_PROVIDED RECORDS_

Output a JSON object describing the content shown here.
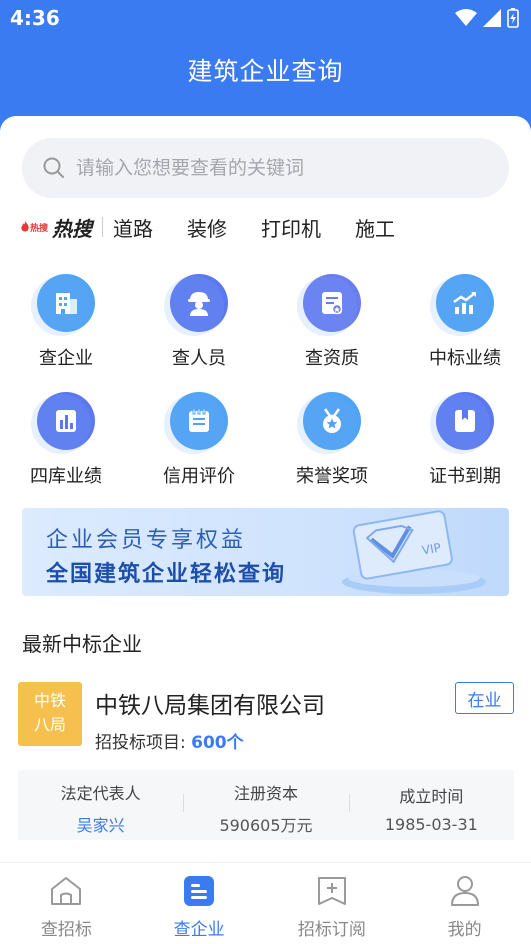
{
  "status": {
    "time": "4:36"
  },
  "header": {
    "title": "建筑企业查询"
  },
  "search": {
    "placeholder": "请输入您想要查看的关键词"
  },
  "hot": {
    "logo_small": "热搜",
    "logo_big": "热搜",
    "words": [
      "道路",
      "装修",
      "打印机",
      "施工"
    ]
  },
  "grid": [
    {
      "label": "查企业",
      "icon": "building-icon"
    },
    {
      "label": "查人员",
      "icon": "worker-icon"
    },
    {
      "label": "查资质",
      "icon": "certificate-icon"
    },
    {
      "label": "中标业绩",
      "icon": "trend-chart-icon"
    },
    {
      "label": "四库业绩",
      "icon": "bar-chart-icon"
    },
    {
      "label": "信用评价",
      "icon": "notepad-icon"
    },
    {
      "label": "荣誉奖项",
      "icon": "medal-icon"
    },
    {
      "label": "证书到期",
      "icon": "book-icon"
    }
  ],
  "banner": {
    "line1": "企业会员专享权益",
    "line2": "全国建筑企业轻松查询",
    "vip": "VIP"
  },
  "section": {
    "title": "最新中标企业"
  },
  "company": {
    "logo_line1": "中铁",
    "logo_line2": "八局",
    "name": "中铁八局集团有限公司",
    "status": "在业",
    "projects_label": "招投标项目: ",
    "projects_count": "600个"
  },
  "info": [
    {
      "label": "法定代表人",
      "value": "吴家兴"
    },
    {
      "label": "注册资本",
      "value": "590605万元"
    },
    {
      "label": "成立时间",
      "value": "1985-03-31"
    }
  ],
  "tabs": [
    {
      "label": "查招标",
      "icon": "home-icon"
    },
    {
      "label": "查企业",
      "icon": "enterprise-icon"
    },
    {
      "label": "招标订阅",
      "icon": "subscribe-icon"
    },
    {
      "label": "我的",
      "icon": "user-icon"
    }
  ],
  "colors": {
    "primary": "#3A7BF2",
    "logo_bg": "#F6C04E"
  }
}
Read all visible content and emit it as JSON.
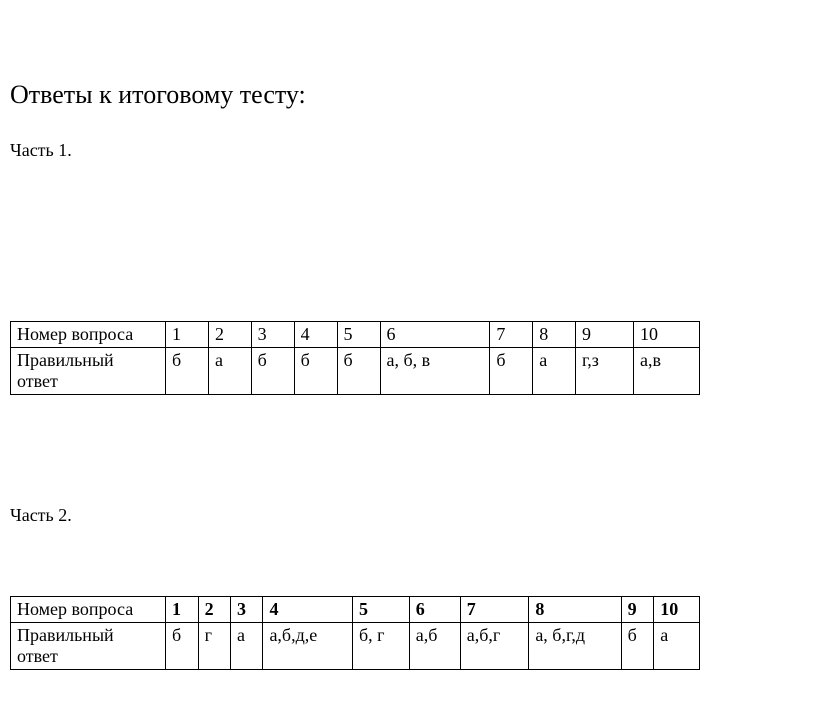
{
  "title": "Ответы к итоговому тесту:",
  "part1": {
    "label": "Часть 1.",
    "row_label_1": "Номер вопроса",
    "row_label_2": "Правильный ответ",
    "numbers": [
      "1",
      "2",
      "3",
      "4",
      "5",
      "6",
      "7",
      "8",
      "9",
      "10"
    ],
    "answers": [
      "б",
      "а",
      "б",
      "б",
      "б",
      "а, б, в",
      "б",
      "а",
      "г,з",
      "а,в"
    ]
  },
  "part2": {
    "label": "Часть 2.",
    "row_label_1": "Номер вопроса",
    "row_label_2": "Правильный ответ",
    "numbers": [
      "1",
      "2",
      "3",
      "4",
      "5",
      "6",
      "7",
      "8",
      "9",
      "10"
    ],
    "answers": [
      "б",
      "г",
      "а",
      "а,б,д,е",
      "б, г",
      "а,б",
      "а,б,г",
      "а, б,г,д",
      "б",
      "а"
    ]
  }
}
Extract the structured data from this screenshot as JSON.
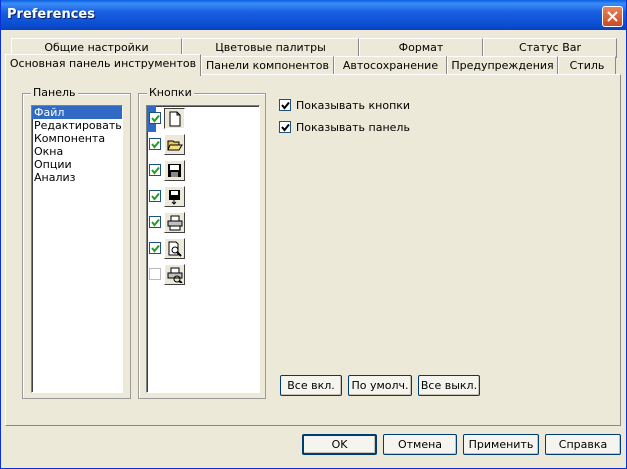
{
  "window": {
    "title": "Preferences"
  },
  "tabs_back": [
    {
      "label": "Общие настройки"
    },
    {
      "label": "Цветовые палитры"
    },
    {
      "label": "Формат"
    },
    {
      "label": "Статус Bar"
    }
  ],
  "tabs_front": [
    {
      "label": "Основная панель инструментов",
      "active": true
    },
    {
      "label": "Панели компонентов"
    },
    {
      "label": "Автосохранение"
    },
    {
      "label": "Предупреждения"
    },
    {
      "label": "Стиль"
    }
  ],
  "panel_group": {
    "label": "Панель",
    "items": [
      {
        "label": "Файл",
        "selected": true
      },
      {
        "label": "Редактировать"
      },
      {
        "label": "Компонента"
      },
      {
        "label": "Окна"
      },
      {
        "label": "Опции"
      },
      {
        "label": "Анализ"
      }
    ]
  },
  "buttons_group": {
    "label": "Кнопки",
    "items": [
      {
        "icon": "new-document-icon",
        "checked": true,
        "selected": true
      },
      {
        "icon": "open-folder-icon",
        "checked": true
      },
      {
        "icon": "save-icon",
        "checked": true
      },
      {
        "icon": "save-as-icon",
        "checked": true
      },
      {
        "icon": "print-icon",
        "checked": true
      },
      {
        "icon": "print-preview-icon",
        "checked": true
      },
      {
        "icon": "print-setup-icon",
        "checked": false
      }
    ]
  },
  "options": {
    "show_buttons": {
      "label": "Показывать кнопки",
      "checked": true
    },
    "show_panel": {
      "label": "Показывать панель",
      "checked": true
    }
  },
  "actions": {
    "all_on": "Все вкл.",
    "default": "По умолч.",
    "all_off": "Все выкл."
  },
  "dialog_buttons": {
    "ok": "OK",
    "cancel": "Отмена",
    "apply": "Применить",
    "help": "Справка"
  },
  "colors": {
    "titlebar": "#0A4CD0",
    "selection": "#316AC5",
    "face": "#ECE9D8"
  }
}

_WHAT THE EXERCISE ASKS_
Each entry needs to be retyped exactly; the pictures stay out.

_COMPLETED EXERCISE_
Output a JSON object describing the content shown here.
{
  "status": {
    "time": "4:36"
  },
  "header": {
    "title": "建筑企业查询"
  },
  "search": {
    "placeholder": "请输入您想要查看的关键词"
  },
  "hot": {
    "logo_small": "热搜",
    "logo_big": "热搜",
    "words": [
      "道路",
      "装修",
      "打印机",
      "施工"
    ]
  },
  "grid": [
    {
      "label": "查企业",
      "icon": "building-icon"
    },
    {
      "label": "查人员",
      "icon": "worker-icon"
    },
    {
      "label": "查资质",
      "icon": "certificate-icon"
    },
    {
      "label": "中标业绩",
      "icon": "trend-chart-icon"
    },
    {
      "label": "四库业绩",
      "icon": "bar-chart-icon"
    },
    {
      "label": "信用评价",
      "icon": "notepad-icon"
    },
    {
      "label": "荣誉奖项",
      "icon": "medal-icon"
    },
    {
      "label": "证书到期",
      "icon": "book-icon"
    }
  ],
  "banner": {
    "line1": "企业会员专享权益",
    "line2": "全国建筑企业轻松查询",
    "vip": "VIP"
  },
  "section": {
    "title": "最新中标企业"
  },
  "company": {
    "logo_line1": "中铁",
    "logo_line2": "八局",
    "name": "中铁八局集团有限公司",
    "status": "在业",
    "projects_label": "招投标项目: ",
    "projects_count": "600个"
  },
  "info": [
    {
      "label": "法定代表人",
      "value": "吴家兴"
    },
    {
      "label": "注册资本",
      "value": "590605万元"
    },
    {
      "label": "成立时间",
      "value": "1985-03-31"
    }
  ],
  "tabs": [
    {
      "label": "查招标",
      "icon": "home-icon"
    },
    {
      "label": "查企业",
      "icon": "enterprise-icon"
    },
    {
      "label": "招标订阅",
      "icon": "subscribe-icon"
    },
    {
      "label": "我的",
      "icon": "user-icon"
    }
  ],
  "colors": {
    "primary": "#3A7BF2",
    "logo_bg": "#F6C04E"
  }
}
Read all visible content and emit it as JSON.
{
  "title": "Ответы к итоговому тесту:",
  "part1": {
    "label": "Часть 1.",
    "row_label_1": "Номер вопроса",
    "row_label_2": "Правильный ответ",
    "numbers": [
      "1",
      "2",
      "3",
      "4",
      "5",
      "6",
      "7",
      "8",
      "9",
      "10"
    ],
    "answers": [
      "б",
      "а",
      "б",
      "б",
      "б",
      "а, б, в",
      "б",
      "а",
      "г,з",
      "а,в"
    ]
  },
  "part2": {
    "label": "Часть 2.",
    "row_label_1": "Номер вопроса",
    "row_label_2": "Правильный ответ",
    "numbers": [
      "1",
      "2",
      "3",
      "4",
      "5",
      "6",
      "7",
      "8",
      "9",
      "10"
    ],
    "answers": [
      "б",
      "г",
      "а",
      "а,б,д,е",
      "б, г",
      "а,б",
      "а,б,г",
      "а, б,г,д",
      "б",
      "а"
    ]
  }
}
Extract the structured data from this screenshot as JSON.
{
  "window": {
    "title": "Preferences"
  },
  "tabs_back": [
    {
      "label": "Общие настройки"
    },
    {
      "label": "Цветовые палитры"
    },
    {
      "label": "Формат"
    },
    {
      "label": "Статус Bar"
    }
  ],
  "tabs_front": [
    {
      "label": "Основная панель инструментов",
      "active": true
    },
    {
      "label": "Панели компонентов"
    },
    {
      "label": "Автосохранение"
    },
    {
      "label": "Предупреждения"
    },
    {
      "label": "Стиль"
    }
  ],
  "panel_group": {
    "label": "Панель",
    "items": [
      {
        "label": "Файл",
        "selected": true
      },
      {
        "label": "Редактировать"
      },
      {
        "label": "Компонента"
      },
      {
        "label": "Окна"
      },
      {
        "label": "Опции"
      },
      {
        "label": "Анализ"
      }
    ]
  },
  "buttons_group": {
    "label": "Кнопки",
    "items": [
      {
        "icon": "new-document-icon",
        "checked": true,
        "selected": true
      },
      {
        "icon": "open-folder-icon",
        "checked": true
      },
      {
        "icon": "save-icon",
        "checked": true
      },
      {
        "icon": "save-as-icon",
        "checked": true
      },
      {
        "icon": "print-icon",
        "checked": true
      },
      {
        "icon": "print-preview-icon",
        "checked": true
      },
      {
        "icon": "print-setup-icon",
        "checked": false
      }
    ]
  },
  "options": {
    "show_buttons": {
      "label": "Показывать кнопки",
      "checked": true
    },
    "show_panel": {
      "label": "Показывать панель",
      "checked": true
    }
  },
  "actions": {
    "all_on": "Все вкл.",
    "default": "По умолч.",
    "all_off": "Все выкл."
  },
  "dialog_buttons": {
    "ok": "OK",
    "cancel": "Отмена",
    "apply": "Применить",
    "help": "Справка"
  },
  "colors": {
    "titlebar": "#0A4CD0",
    "selection": "#316AC5",
    "face": "#ECE9D8"
  }
}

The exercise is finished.